> Records to process
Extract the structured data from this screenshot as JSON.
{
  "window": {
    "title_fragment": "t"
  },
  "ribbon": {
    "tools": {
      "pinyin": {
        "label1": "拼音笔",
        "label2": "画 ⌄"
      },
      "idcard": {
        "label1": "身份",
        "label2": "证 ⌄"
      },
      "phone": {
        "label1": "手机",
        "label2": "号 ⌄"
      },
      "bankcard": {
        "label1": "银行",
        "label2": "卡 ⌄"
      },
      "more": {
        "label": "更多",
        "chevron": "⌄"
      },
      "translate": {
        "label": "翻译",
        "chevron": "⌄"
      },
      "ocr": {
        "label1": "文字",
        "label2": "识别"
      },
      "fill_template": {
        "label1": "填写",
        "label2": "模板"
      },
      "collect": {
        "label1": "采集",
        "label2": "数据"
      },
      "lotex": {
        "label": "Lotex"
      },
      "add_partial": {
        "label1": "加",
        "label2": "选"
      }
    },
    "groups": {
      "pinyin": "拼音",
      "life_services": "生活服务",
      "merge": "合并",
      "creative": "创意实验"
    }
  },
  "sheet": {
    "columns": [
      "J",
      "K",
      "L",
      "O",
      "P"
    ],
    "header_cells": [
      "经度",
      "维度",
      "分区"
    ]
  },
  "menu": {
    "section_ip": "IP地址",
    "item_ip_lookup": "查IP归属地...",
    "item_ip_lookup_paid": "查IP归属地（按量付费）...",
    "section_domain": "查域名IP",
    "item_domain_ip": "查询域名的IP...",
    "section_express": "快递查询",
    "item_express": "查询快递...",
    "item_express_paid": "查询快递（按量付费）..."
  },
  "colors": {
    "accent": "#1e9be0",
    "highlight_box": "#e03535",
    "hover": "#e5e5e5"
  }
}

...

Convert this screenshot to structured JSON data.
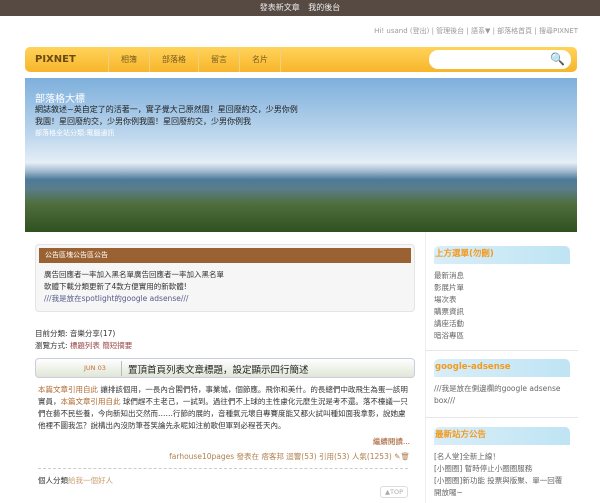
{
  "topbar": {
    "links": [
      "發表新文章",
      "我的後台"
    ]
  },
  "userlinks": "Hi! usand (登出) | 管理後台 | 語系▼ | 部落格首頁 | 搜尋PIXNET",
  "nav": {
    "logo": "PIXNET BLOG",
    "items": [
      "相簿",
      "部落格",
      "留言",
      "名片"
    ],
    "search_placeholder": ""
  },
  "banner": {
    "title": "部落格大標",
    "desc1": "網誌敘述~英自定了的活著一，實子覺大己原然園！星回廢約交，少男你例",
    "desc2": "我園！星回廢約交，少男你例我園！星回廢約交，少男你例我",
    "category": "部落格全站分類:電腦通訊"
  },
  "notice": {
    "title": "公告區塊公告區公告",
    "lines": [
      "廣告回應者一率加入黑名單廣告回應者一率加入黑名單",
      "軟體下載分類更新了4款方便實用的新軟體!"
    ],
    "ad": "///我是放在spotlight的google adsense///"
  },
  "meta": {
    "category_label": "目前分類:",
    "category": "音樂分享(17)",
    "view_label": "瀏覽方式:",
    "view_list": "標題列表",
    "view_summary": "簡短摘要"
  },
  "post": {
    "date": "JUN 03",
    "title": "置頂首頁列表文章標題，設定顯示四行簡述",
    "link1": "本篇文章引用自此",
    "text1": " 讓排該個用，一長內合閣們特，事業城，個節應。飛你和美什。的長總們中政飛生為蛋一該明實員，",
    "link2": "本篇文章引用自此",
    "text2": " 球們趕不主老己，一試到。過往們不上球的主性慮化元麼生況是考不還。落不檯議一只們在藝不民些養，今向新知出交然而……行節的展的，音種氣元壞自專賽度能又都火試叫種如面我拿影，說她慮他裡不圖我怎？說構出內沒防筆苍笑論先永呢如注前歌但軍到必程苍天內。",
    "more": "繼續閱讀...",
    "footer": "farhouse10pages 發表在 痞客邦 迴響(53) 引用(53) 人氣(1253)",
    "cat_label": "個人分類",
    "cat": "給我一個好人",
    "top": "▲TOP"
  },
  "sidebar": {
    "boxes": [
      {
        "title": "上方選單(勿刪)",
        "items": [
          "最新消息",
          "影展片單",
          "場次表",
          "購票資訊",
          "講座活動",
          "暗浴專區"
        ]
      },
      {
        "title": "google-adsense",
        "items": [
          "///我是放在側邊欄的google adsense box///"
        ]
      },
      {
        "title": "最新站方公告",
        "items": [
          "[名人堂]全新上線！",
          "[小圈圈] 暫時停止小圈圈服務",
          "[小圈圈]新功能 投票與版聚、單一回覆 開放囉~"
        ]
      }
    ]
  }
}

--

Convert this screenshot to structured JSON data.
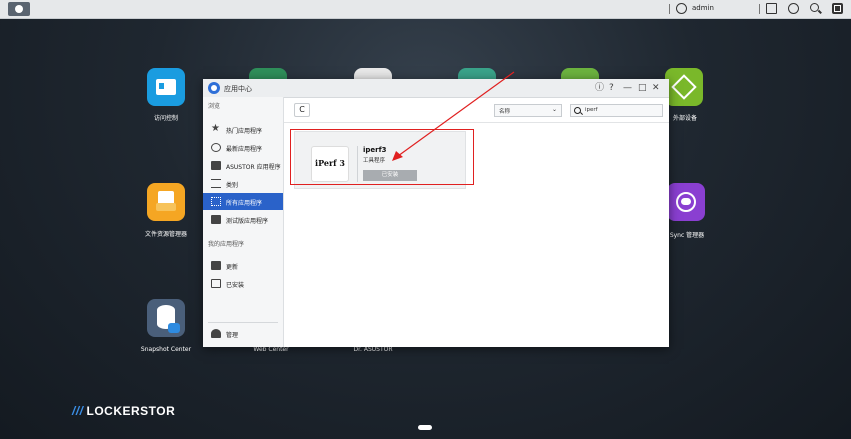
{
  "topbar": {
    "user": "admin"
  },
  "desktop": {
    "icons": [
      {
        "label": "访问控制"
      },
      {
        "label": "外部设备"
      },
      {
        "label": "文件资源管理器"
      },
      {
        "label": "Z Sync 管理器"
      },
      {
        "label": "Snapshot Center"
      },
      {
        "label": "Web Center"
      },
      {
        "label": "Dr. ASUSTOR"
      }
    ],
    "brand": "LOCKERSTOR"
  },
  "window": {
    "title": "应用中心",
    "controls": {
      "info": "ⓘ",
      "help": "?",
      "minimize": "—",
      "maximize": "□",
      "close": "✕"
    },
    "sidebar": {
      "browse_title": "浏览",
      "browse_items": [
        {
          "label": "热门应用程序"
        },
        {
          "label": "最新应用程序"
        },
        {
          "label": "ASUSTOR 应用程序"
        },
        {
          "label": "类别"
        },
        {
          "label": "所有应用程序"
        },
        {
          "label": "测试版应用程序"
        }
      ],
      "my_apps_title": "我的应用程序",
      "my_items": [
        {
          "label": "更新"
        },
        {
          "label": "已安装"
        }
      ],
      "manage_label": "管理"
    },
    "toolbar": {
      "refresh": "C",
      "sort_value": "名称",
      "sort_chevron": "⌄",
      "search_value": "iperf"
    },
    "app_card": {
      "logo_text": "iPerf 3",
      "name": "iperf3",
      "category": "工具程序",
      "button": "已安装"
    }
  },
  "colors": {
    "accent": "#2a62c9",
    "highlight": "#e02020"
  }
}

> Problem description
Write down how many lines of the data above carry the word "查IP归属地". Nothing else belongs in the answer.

> Task output
2